Asked by a reporter how he felt about the immigration provisions in the bill, Manchin replied, "I'm fine."
"I'm a 2013 immigration supporter. You can look at the 2013 bill and I thought that was a great bill.
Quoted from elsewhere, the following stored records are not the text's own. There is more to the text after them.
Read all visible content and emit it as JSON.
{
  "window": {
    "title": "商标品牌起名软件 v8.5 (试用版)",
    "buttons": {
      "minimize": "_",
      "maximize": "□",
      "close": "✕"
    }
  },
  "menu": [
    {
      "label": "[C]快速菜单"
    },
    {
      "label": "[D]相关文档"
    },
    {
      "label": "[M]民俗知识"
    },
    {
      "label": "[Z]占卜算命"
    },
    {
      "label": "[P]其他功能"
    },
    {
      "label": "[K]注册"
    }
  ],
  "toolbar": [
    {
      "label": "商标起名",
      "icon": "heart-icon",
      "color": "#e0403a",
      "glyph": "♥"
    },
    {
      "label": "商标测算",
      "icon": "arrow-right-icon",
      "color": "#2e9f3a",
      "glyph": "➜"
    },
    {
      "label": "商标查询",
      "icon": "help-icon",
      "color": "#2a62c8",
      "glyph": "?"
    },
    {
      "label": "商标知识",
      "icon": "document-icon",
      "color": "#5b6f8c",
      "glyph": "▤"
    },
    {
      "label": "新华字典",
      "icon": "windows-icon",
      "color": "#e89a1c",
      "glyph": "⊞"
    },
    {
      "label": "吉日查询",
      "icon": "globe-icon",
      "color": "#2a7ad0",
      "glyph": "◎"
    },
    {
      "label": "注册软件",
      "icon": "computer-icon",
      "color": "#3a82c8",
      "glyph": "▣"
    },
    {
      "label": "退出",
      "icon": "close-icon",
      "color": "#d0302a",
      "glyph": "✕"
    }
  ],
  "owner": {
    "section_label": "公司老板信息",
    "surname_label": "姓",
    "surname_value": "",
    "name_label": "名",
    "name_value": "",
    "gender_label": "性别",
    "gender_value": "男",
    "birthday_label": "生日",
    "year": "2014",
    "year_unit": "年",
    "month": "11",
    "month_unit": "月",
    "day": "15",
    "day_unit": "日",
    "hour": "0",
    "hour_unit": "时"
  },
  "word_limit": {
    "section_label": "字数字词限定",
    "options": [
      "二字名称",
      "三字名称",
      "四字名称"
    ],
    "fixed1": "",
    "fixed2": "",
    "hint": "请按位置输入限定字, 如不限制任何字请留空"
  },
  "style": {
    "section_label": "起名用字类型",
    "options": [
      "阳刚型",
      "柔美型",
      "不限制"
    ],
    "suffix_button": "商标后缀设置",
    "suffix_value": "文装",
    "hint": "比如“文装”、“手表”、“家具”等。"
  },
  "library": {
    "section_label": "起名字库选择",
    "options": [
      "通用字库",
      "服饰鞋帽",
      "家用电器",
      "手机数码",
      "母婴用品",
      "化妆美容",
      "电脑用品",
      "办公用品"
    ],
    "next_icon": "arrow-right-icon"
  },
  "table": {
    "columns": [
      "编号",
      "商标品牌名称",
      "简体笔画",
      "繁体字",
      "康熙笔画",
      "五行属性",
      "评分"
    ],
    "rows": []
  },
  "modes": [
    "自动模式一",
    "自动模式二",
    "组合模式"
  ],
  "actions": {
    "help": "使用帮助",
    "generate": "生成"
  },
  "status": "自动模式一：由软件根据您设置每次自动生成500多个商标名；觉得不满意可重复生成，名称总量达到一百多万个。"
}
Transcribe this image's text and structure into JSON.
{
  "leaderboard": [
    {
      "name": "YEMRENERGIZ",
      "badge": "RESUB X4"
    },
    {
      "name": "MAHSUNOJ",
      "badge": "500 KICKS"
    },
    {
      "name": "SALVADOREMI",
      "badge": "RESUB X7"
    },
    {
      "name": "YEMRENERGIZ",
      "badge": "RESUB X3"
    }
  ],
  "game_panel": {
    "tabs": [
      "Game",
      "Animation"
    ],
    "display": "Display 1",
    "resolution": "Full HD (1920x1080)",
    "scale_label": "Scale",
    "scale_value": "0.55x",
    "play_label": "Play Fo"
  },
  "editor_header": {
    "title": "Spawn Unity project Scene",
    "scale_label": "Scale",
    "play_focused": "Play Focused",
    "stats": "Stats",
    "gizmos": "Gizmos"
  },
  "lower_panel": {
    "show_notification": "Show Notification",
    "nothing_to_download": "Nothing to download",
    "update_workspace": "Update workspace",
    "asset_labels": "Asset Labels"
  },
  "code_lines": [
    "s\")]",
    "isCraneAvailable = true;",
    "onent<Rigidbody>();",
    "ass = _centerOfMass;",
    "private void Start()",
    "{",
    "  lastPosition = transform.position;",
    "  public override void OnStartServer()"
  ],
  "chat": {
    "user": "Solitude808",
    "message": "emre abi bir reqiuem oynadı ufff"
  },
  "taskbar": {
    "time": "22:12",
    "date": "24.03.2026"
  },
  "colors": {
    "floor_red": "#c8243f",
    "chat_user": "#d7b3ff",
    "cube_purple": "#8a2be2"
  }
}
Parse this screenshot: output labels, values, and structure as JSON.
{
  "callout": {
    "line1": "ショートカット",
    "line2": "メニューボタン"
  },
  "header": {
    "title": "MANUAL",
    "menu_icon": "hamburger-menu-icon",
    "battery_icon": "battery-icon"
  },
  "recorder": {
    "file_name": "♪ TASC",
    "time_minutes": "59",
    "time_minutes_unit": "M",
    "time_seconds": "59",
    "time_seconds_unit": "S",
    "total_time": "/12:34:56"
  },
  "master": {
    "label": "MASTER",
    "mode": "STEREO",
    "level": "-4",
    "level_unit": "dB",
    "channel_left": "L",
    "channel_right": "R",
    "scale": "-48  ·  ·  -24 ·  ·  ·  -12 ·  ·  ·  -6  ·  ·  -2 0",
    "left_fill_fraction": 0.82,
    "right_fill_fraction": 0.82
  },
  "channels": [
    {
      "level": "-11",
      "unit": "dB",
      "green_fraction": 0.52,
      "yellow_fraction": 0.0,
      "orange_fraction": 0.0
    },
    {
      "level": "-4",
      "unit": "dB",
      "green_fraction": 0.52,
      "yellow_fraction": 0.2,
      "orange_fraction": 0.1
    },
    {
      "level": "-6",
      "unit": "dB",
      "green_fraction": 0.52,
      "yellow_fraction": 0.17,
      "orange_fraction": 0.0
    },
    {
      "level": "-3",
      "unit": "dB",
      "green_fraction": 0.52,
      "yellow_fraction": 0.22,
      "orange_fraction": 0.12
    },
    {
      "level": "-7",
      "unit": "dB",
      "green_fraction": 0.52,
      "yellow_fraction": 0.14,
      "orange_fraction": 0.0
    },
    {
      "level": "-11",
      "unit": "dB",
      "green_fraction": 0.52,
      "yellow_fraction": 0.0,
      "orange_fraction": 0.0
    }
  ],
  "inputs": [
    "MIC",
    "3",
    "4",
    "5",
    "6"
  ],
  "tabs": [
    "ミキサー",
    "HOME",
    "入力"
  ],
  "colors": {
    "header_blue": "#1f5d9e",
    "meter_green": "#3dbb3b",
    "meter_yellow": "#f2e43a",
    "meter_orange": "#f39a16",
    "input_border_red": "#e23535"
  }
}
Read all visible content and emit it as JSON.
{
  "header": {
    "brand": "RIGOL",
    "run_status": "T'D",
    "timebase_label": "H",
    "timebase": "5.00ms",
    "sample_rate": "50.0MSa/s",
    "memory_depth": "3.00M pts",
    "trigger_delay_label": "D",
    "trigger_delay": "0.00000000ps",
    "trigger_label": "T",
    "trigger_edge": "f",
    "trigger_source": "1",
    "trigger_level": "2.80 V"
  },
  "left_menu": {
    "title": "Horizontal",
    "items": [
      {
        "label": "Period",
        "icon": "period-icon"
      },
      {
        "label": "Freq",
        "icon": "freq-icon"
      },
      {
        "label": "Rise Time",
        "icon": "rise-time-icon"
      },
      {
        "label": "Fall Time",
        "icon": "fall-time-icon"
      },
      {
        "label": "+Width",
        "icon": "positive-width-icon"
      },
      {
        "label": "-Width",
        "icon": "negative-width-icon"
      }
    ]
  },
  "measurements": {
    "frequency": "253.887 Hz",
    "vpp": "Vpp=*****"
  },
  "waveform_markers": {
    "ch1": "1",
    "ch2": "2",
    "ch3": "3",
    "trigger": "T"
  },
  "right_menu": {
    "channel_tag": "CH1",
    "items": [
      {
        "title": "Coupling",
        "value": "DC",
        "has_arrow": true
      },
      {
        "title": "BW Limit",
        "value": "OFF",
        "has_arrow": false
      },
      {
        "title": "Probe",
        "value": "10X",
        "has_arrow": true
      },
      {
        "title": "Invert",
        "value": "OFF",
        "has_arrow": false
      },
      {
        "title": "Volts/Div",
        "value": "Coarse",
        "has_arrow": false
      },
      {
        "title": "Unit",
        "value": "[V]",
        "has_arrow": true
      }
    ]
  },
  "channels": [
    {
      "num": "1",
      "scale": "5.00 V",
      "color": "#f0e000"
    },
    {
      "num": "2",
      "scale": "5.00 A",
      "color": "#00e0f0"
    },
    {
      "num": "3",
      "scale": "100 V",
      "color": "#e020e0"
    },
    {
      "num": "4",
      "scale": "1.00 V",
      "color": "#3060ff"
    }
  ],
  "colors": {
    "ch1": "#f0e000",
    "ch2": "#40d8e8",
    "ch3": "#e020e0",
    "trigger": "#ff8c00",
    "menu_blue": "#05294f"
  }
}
If we had that bill then, we wouldn't have the problems we'd have today," he said, referring to a comprehensive immigration reform bill that passed the Senate in 2013 but was never taken up by the House.
As the most conservative Senate Democrat, Manchin's support is critical to inclusion of any provision that ends up in the reconciliation bill.
Democrats will need unanimous support from their Senate caucus to pass any reconciliation bill.
While a budget reconciliation bill would not include immigration reform per se, the current Democratic proposal includes funding to grant a path to citizenship for millions of undocumented immigrants.
The proposal, as currently funded, would include undocumented immigrants who came to the United States as minors, beneficiaries of the Temporary Protected Status program, essential workers and immigrant farmworkers.
While many of those categories overlap, the budget bill could ultimately regularize the status of up to 10 million people.
Still, the Senate parliamentarian has yet to rule whether funding for immigration regularizations has enough budgetary impact to warrant inclusion in a reconciliation bill.
"The big question is what happens with the parliamentarian, but we have good precedent on the parliamentarian ruling in the past to include immigration provisions, we think that bodes very well," said Rep. Pramila Jayapal (D-Wash.), the chairwoman of the Congressional Progressive Caucus, on a call with reporters Wednesday.
Immigration advocates on the left and right are calling on Democrats to use reconciliation to override any possibility of Republicans blocking the legalization of undocumented immigrants.
Opening a pathway to citizenship for millions of people would mark the first time in 35 years that Congress dictates a liberalization of immigration policy after decades of increasing border security and immigration enforcement.
The broad approach to immigration in reconciliation seems to have White House support, in addition to support from progressives and key moderates in both chambers.
Sen. Alex Padilla (D-Calif.), a proponent of immigration reform, said President Biden expressed support for including immigration in the reconciliation package at his meeting with Democratic senators Wednesday.
"There's certainly a line item, and now the committee process will begin to flesh out the specifics within the committee jurisdictions," said Padilla, who said the immigration provisions should be "as inclusive as possible."